Anyone who has read a few of my blog postings knows that I am a pretty big Bob Dylan fan. As an example, on December 31, 2021, as last year came to a close, I titled my blog post, "Last Day (Songs Included)," and I then provided readers with both lyrics and links to the actual music for thirty-plus Bob Dylan songs that I think are particularly worthwhile. I am still listening to that playlist myself as I walk around town.
Not included in my "Last Day" listing was the song "Pay In Blood." It's a good song, with lots of memorable lines, and I like it, but "Pay In Blood" has one verse that has always disturbed me:
Another politician pumping out the piss
Another ragged beggar blowin' you a kiss
You got the same eyes that your mother does
If only you could prove who your father was
I see "politics" as an honorable and important activity (even "profession"), and since I was classified as a politician for twenty years, and have always been proud of having been a politician, it makes me uncomfortable that Bob Dylan has portrayed "politics" in such an unremittingly negative light in this song.
Of course, don't we all know why Bob Dylan would characterize politicians the way he has in "Pay In Blood"? Consider those politicians in Congress who show up in the the news every day, spouting off about serious subjects, with their "political" statements reflecting both deliberately-included misinformation, outright lies, stupidity, denials, and statements long-simmered in hypocrisy. Dylan is all too right about those politicians - and there are a lot of them!

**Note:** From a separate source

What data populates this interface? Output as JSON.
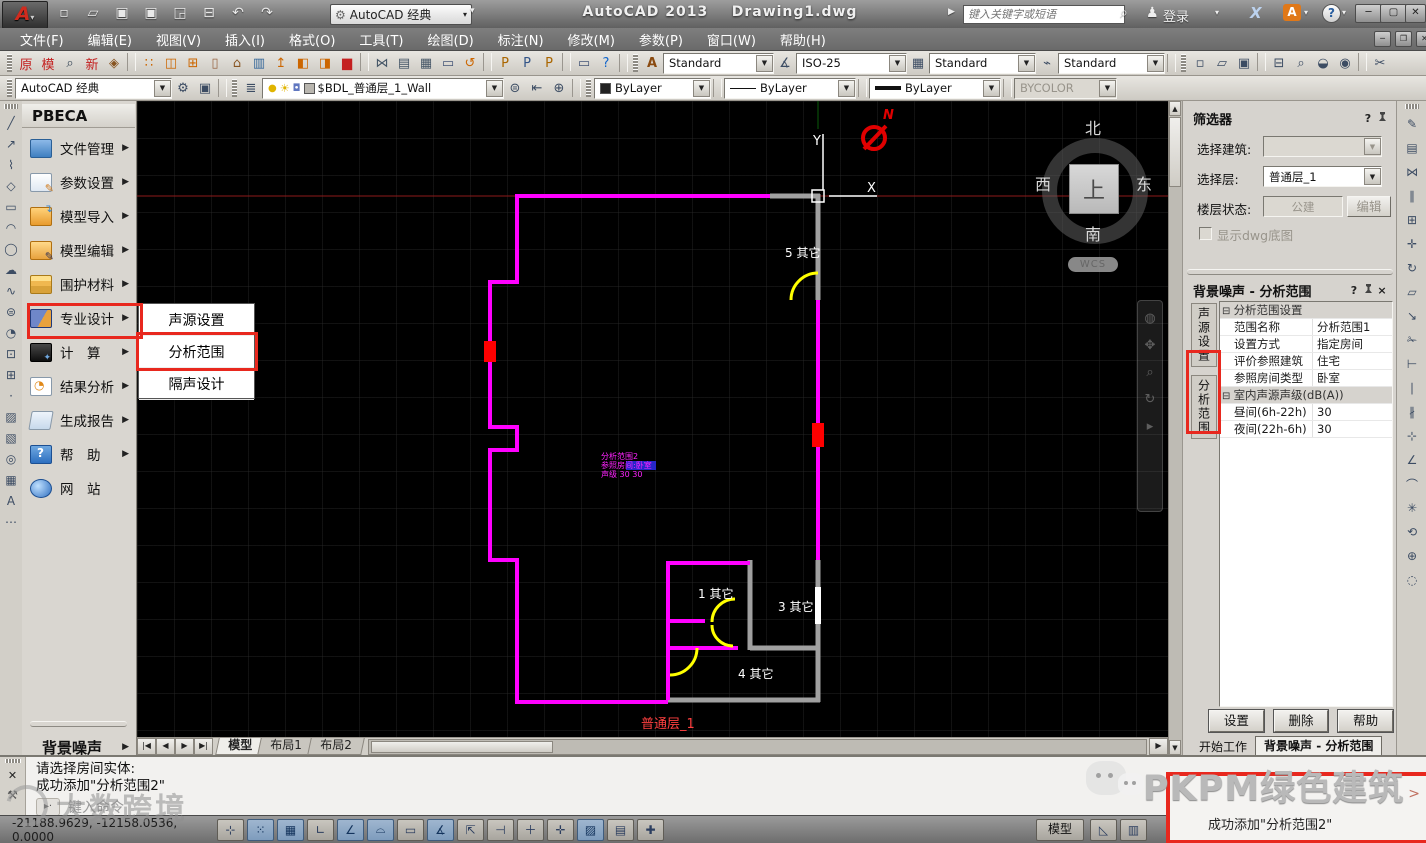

But what about our local politics? As I indicated yesterday, I consider local government to be where "democracy" begins, and I think that local politics is what can sustain our system of democratic self-government. Our local politics is where the people can see evidence that what they do makes a difference. Our local "politicians" should be exemplars of the idea that democracy is, at its core, not only "a local thing," but a thing that is both worthy and honorable. Maintaining faith in the value of local political engagement, in other words, may be our last, best hope for maintaining and restoring a vital democracy in the United States.
That's what I said in my blog posting yesterday, and I truly believe it. We can't allow our local politics to turn into the kind of politics that is so routinely practiced at the national level - and even at the state level. We can't permit our local politicians to be "pumping out the piss."
By and large, they aren't. By and large (with a few exceptions), I think our local politics has been decent, honest, and good. Our local politics has not been - nor has it been seen - as "dirty," the way our national politics is often so accurately seen. We do not characteristically think about our local politicians as "pumping out the piss." We need to keep our local politics that way, too. We need to keep it on the "up and up."
There are, as I said, a few "exceptions" to what I generally think has been an honest and decent politics here in Santa Cruz County. I learned about one such distressing exception yesterday, the same day my blog posting on local democracy was published.
It turns out that four members of the Santa Cruz City Council violated state law as they met with a local pro-development political group, Santa Cruz Together, and discussed issues relating to district elections.
The meeting was a clear violation of the Ralph M. Brown Act. The Brown Act is the state law that makes it illegal for a majority of any elected body to meet other than in a publicly-noticed meeting when items of governmental business are being discussed. The link I have provided to the law is what the City of Santa Cruz has to say about the Brown Act, and all members of the Santa Cruz City Council definitely know about the Brown Act, and know that it is a violation of the Brown Act for an elected official to show up a non-noticed meeting at which city-related business is going to be discussed, if a majority of the Council will be in attendance.
Here is a list of the elected officials who didn't care about the Brown Act, or who thought they could get away with disregarding it:
- Former Mayor Donna Myers
- Former Mayor Martine Watkins
- Council Member Shebreh Kalantari-Johnson
- Council Member Renee Golder
Kalantari-Johnson, who is running for County Supervisor (for the Third District seat I once held), not only participated in this illegal meeting, she also made a campaign speech and then stood by as the leaders of the group informed those in attendance how to avoid the County's campaign contribution limit ordinance by making purportedly "independent" expenditures which were not, of course, "independent" at all, given that Kalantari-Johnson was right there in the meeting, asking for their support.
Official complaints to the District Attorney and to the Fair Political Practices Commission are certainly coming. You can listen to a recording of the meeting by clicking right here. The recording was made by a local resident, Ann Simonton, who was in attendance, and who was deeply concerned about what she saw happening. She has brought to light what the participating Council Members wanted to keep in the dark.
HERE'S ONE QUICK TAKEAWAY FOR THIRD DISTRICT VOTERS: Don't vote for Kalantari-Johnson, if you were ever inclined to do so. She qualifies for a Bob Dylan "pumping out the piss" designation.
As for all the Council Members who participated in the meeting, there is another takeaway, too. If we want to keep our local politics honest, and decent, and on the "up and up," our District Attorney and the FPPC need to take prompt action against any local officials whom they determine have violated the law.
Gary thank you for putting this info out. It is truly disturbing, and I hope along with you that some accountability ensues!ReplyDelete
I agree. ~CelineReplyDelete